ASSIGNED TASK = Copy all the entries below exactly, but not the pictures.

TASK INPUT =
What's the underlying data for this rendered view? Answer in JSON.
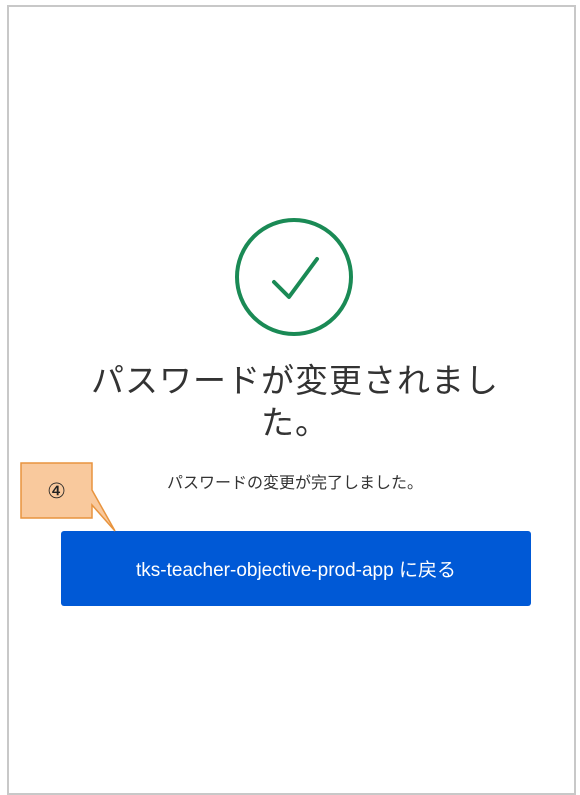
{
  "confirmation": {
    "title": "パスワードが変更されました。",
    "message": "パスワードの変更が完了しました。",
    "return_button_label": "tks-teacher-objective-prod-app に戻る",
    "icon": "checkmark-circle-icon",
    "success_color": "#1a8a55",
    "button_color": "#0059d6"
  },
  "annotation": {
    "callout_number": "④",
    "callout_fill": "#f9c99d",
    "callout_border": "#e8943e"
  }
}
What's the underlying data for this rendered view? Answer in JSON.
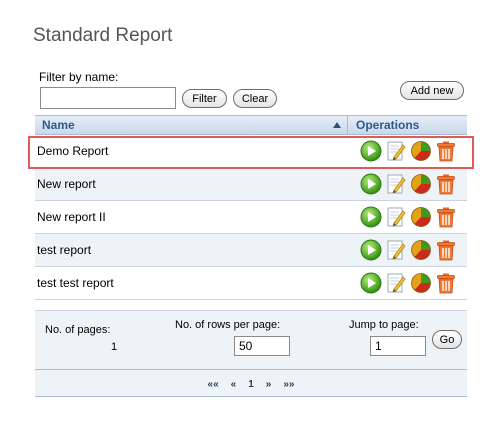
{
  "page": {
    "title": "Standard Report"
  },
  "filter": {
    "label": "Filter by name:",
    "value": "",
    "filter_button": "Filter",
    "clear_button": "Clear"
  },
  "toolbar": {
    "add_new_button": "Add new"
  },
  "grid": {
    "columns": {
      "name": "Name",
      "operations": "Operations"
    },
    "rows": [
      {
        "name": "Demo Report"
      },
      {
        "name": "New report"
      },
      {
        "name": "New report II"
      },
      {
        "name": "test report"
      },
      {
        "name": "test test report"
      }
    ],
    "operation_icons": [
      "play-icon",
      "edit-icon",
      "pie-chart-icon",
      "trash-icon"
    ]
  },
  "pager": {
    "pages_label": "No. of pages:",
    "pages_value": "1",
    "rows_label": "No. of rows per page:",
    "rows_value": "50",
    "jump_label": "Jump to page:",
    "jump_value": "1",
    "go_button": "Go",
    "nav": {
      "first": "««",
      "prev": "«",
      "current": "1",
      "next": "»",
      "last": "»»"
    }
  },
  "colors": {
    "header_text": "#2f5a8f",
    "row_alt": "#eef3f8",
    "highlight": "#e05a5a"
  }
}
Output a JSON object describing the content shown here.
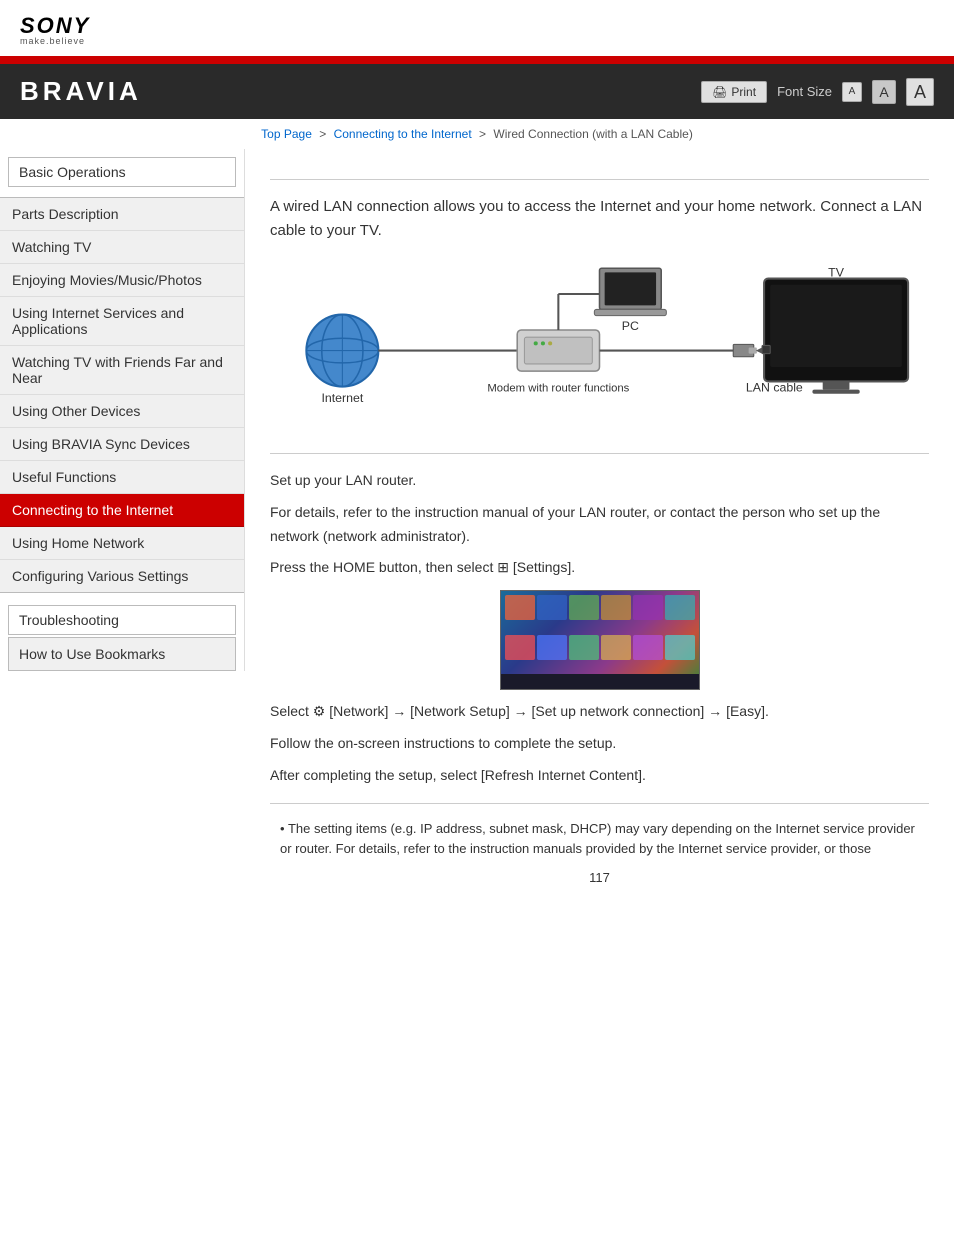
{
  "header": {
    "sony_text": "SONY",
    "tagline": "make.believe",
    "bravia_title": "BRAVIA",
    "print_label": "Print",
    "font_size_label": "Font Size",
    "font_small": "A",
    "font_medium": "A",
    "font_large": "A"
  },
  "breadcrumb": {
    "top_page": "Top Page",
    "sep1": ">",
    "connecting": "Connecting to the Internet",
    "sep2": ">",
    "current": "Wired Connection (with a LAN Cable)"
  },
  "sidebar": {
    "items": [
      {
        "id": "basic-operations",
        "label": "Basic Operations",
        "active": false,
        "type": "header"
      },
      {
        "id": "parts-description",
        "label": "Parts Description",
        "active": false
      },
      {
        "id": "watching-tv",
        "label": "Watching TV",
        "active": false
      },
      {
        "id": "enjoying-movies",
        "label": "Enjoying Movies/Music/Photos",
        "active": false
      },
      {
        "id": "using-internet",
        "label": "Using Internet Services and Applications",
        "active": false
      },
      {
        "id": "watching-friends",
        "label": "Watching TV with Friends Far and Near",
        "active": false
      },
      {
        "id": "using-other",
        "label": "Using Other Devices",
        "active": false
      },
      {
        "id": "using-bravia",
        "label": "Using BRAVIA Sync Devices",
        "active": false
      },
      {
        "id": "useful-functions",
        "label": "Useful Functions",
        "active": false
      },
      {
        "id": "connecting-internet",
        "label": "Connecting to the Internet",
        "active": true
      },
      {
        "id": "using-home",
        "label": "Using Home Network",
        "active": false
      },
      {
        "id": "configuring",
        "label": "Configuring Various Settings",
        "active": false
      },
      {
        "id": "divider",
        "label": "",
        "type": "divider"
      },
      {
        "id": "troubleshooting",
        "label": "Troubleshooting",
        "active": false,
        "type": "header"
      },
      {
        "id": "how-to-use",
        "label": "How to Use Bookmarks",
        "active": false
      }
    ]
  },
  "content": {
    "title": "Wired Connection (with a LAN Cable)",
    "intro": "A wired LAN connection allows you to access the Internet and your home network. Connect a LAN cable to your TV.",
    "diagram": {
      "internet_label": "Internet",
      "pc_label": "PC",
      "modem_label": "Modem with router functions",
      "lan_label": "LAN cable",
      "tv_label": "TV"
    },
    "steps": [
      "Set up your LAN router.",
      "For details, refer to the instruction manual of your LAN router, or contact the person who set up the network (network administrator).",
      "Press the HOME button, then select  [Settings].",
      "Select  [Network] → [Network Setup] → [Set up network connection] → [Easy].",
      "Follow the on-screen instructions to complete the setup.",
      "After completing the setup, select [Refresh Internet Content]."
    ],
    "note": "The setting items (e.g. IP address, subnet mask, DHCP) may vary depending on the Internet service provider or router. For details, refer to the instruction manuals provided by the Internet service provider, or those",
    "page_number": "117"
  }
}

RESPONSE TO THIS TASK =
What's the underlying data for this rendered view? Answer in JSON.
{
  "confirmation": {
    "title": "パスワードが変更されました。",
    "message": "パスワードの変更が完了しました。",
    "return_button_label": "tks-teacher-objective-prod-app に戻る",
    "icon": "checkmark-circle-icon",
    "success_color": "#1a8a55",
    "button_color": "#0059d6"
  },
  "annotation": {
    "callout_number": "④",
    "callout_fill": "#f9c99d",
    "callout_border": "#e8943e"
  }
}
What's the underlying data for this rendered view? Answer in JSON.
{
  "page": {
    "title": "Standard Report"
  },
  "filter": {
    "label": "Filter by name:",
    "value": "",
    "filter_button": "Filter",
    "clear_button": "Clear"
  },
  "toolbar": {
    "add_new_button": "Add new"
  },
  "grid": {
    "columns": {
      "name": "Name",
      "operations": "Operations"
    },
    "rows": [
      {
        "name": "Demo Report"
      },
      {
        "name": "New report"
      },
      {
        "name": "New report II"
      },
      {
        "name": "test report"
      },
      {
        "name": "test test report"
      }
    ],
    "operation_icons": [
      "play-icon",
      "edit-icon",
      "pie-chart-icon",
      "trash-icon"
    ]
  },
  "pager": {
    "pages_label": "No. of pages:",
    "pages_value": "1",
    "rows_label": "No. of rows per page:",
    "rows_value": "50",
    "jump_label": "Jump to page:",
    "jump_value": "1",
    "go_button": "Go",
    "nav": {
      "first": "««",
      "prev": "«",
      "current": "1",
      "next": "»",
      "last": "»»"
    }
  },
  "colors": {
    "header_text": "#2f5a8f",
    "row_alt": "#eef3f8",
    "highlight": "#e05a5a"
  }
}
Output a JSON object describing the content shown here.
{
  "header": {
    "sony_text": "SONY",
    "tagline": "make.believe",
    "bravia_title": "BRAVIA",
    "print_label": "Print",
    "font_size_label": "Font Size",
    "font_small": "A",
    "font_medium": "A",
    "font_large": "A"
  },
  "breadcrumb": {
    "top_page": "Top Page",
    "sep1": ">",
    "connecting": "Connecting to the Internet",
    "sep2": ">",
    "current": "Wired Connection (with a LAN Cable)"
  },
  "sidebar": {
    "items": [
      {
        "id": "basic-operations",
        "label": "Basic Operations",
        "active": false,
        "type": "header"
      },
      {
        "id": "parts-description",
        "label": "Parts Description",
        "active": false
      },
      {
        "id": "watching-tv",
        "label": "Watching TV",
        "active": false
      },
      {
        "id": "enjoying-movies",
        "label": "Enjoying Movies/Music/Photos",
        "active": false
      },
      {
        "id": "using-internet",
        "label": "Using Internet Services and Applications",
        "active": false
      },
      {
        "id": "watching-friends",
        "label": "Watching TV with Friends Far and Near",
        "active": false
      },
      {
        "id": "using-other",
        "label": "Using Other Devices",
        "active": false
      },
      {
        "id": "using-bravia",
        "label": "Using BRAVIA Sync Devices",
        "active": false
      },
      {
        "id": "useful-functions",
        "label": "Useful Functions",
        "active": false
      },
      {
        "id": "connecting-internet",
        "label": "Connecting to the Internet",
        "active": true
      },
      {
        "id": "using-home",
        "label": "Using Home Network",
        "active": false
      },
      {
        "id": "configuring",
        "label": "Configuring Various Settings",
        "active": false
      },
      {
        "id": "divider",
        "label": "",
        "type": "divider"
      },
      {
        "id": "troubleshooting",
        "label": "Troubleshooting",
        "active": false,
        "type": "header"
      },
      {
        "id": "how-to-use",
        "label": "How to Use Bookmarks",
        "active": false
      }
    ]
  },
  "content": {
    "title": "Wired Connection (with a LAN Cable)",
    "intro": "A wired LAN connection allows you to access the Internet and your home network. Connect a LAN cable to your TV.",
    "diagram": {
      "internet_label": "Internet",
      "pc_label": "PC",
      "modem_label": "Modem with router functions",
      "lan_label": "LAN cable",
      "tv_label": "TV"
    },
    "steps": [
      "Set up your LAN router.",
      "For details, refer to the instruction manual of your LAN router, or contact the person who set up the network (network administrator).",
      "Press the HOME button, then select  [Settings].",
      "Select  [Network] → [Network Setup] → [Set up network connection] → [Easy].",
      "Follow the on-screen instructions to complete the setup.",
      "After completing the setup, select [Refresh Internet Content]."
    ],
    "note": "The setting items (e.g. IP address, subnet mask, DHCP) may vary depending on the Internet service provider or router. For details, refer to the instruction manuals provided by the Internet service provider, or those",
    "page_number": "117"
  }
}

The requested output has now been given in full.